→ Task statement: Pull every line holding the word "this" from the data below and copy it.

*** Exercise data

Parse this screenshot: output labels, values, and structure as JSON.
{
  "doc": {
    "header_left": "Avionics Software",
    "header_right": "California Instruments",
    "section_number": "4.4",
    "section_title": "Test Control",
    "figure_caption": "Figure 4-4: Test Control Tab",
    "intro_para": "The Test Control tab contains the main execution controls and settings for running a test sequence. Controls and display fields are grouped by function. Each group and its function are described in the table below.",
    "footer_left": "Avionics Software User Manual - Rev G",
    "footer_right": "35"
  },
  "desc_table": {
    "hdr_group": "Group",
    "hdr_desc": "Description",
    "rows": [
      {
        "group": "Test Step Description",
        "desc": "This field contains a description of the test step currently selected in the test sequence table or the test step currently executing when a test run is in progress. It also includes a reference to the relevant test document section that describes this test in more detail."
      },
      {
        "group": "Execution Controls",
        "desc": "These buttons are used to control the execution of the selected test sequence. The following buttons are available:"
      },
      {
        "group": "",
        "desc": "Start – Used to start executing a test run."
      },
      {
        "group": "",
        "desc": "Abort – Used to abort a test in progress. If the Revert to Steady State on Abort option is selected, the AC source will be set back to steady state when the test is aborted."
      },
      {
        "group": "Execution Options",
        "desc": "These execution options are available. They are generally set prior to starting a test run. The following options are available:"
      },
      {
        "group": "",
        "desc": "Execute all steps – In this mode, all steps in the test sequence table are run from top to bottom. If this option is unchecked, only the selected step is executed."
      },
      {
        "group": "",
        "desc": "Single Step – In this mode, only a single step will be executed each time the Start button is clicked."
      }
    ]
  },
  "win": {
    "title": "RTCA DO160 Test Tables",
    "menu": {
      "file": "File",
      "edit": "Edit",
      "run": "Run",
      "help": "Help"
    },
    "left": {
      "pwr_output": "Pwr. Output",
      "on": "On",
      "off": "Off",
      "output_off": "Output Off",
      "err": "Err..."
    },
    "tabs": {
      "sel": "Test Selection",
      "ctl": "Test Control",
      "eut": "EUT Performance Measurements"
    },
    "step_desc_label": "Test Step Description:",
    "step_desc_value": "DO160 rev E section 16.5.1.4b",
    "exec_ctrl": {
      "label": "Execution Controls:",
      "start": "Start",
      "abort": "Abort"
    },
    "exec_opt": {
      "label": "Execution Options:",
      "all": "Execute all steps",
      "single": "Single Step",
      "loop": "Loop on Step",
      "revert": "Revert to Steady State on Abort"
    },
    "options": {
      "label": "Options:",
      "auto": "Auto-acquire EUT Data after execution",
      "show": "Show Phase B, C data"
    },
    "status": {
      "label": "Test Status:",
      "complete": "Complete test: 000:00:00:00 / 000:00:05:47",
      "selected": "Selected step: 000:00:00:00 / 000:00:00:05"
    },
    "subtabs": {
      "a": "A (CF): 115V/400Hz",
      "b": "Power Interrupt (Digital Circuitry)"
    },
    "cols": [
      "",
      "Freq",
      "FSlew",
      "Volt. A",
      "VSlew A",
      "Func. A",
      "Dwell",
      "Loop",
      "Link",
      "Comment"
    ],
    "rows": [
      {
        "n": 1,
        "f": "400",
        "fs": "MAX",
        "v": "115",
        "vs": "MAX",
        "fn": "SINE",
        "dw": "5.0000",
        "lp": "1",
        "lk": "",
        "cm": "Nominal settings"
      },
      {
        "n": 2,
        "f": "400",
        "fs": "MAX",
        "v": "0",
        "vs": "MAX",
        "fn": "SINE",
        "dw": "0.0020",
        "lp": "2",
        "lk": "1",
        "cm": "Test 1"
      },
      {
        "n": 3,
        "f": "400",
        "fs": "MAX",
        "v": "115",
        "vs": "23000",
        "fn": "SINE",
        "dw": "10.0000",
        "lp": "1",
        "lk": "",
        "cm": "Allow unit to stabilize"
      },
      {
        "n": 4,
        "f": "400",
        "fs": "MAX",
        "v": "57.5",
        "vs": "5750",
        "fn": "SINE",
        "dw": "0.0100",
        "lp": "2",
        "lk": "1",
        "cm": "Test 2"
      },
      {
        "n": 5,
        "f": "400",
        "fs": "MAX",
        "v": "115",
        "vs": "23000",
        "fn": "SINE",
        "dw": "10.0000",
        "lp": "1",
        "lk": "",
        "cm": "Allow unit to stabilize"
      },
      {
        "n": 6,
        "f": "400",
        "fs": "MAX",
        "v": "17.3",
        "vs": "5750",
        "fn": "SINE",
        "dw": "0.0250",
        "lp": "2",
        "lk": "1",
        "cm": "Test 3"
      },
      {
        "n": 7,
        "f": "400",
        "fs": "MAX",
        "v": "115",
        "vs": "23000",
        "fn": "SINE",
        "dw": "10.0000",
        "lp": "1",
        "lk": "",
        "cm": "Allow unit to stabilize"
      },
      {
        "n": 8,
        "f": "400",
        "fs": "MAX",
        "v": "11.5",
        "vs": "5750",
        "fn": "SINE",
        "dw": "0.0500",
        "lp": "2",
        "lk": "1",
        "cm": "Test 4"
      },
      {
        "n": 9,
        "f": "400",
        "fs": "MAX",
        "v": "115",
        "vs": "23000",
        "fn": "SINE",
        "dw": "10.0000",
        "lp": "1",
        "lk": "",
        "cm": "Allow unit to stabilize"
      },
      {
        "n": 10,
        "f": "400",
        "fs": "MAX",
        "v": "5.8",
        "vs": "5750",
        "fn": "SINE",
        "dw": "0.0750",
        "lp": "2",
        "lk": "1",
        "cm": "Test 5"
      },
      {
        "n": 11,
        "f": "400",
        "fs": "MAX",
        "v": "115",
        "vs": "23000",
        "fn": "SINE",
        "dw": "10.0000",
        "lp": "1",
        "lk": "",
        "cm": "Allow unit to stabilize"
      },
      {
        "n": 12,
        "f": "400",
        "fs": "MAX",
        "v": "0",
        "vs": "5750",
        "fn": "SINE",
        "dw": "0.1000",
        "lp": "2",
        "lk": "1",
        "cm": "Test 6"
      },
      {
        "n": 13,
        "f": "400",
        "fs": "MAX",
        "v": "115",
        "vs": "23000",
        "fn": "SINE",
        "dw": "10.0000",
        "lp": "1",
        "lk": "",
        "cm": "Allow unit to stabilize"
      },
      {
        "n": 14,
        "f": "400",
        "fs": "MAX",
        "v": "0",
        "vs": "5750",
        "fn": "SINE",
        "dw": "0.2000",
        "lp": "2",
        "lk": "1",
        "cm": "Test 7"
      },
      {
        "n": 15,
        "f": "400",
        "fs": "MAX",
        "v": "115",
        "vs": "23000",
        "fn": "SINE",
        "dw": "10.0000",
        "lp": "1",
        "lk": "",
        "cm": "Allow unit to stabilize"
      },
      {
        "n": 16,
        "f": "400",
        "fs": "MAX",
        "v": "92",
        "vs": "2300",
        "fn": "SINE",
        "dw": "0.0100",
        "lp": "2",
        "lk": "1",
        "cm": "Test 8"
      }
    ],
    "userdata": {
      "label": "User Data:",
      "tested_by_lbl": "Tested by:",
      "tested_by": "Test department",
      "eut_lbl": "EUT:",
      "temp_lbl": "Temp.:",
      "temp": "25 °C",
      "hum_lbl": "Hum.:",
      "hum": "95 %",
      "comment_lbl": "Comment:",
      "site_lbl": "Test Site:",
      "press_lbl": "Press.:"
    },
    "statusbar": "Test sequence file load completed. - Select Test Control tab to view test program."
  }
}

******

→ Written reply:
Parse this screenshot: output labels, values, and structure as JSON.
        "desc": "This field contains a description of the test step currently selected in the test sequence table or the test step currently executing when a test run is in progress. It also includes a reference to the relevant test document section that describes this test in more detail."
        "desc": "Execute all steps – In this mode, all steps in the test sequence table are run from top to bottom. If this option is unchecked, only the selected step is executed."
        "desc": "Single Step – In this mode, only a single step will be executed each time the Start button is clicked."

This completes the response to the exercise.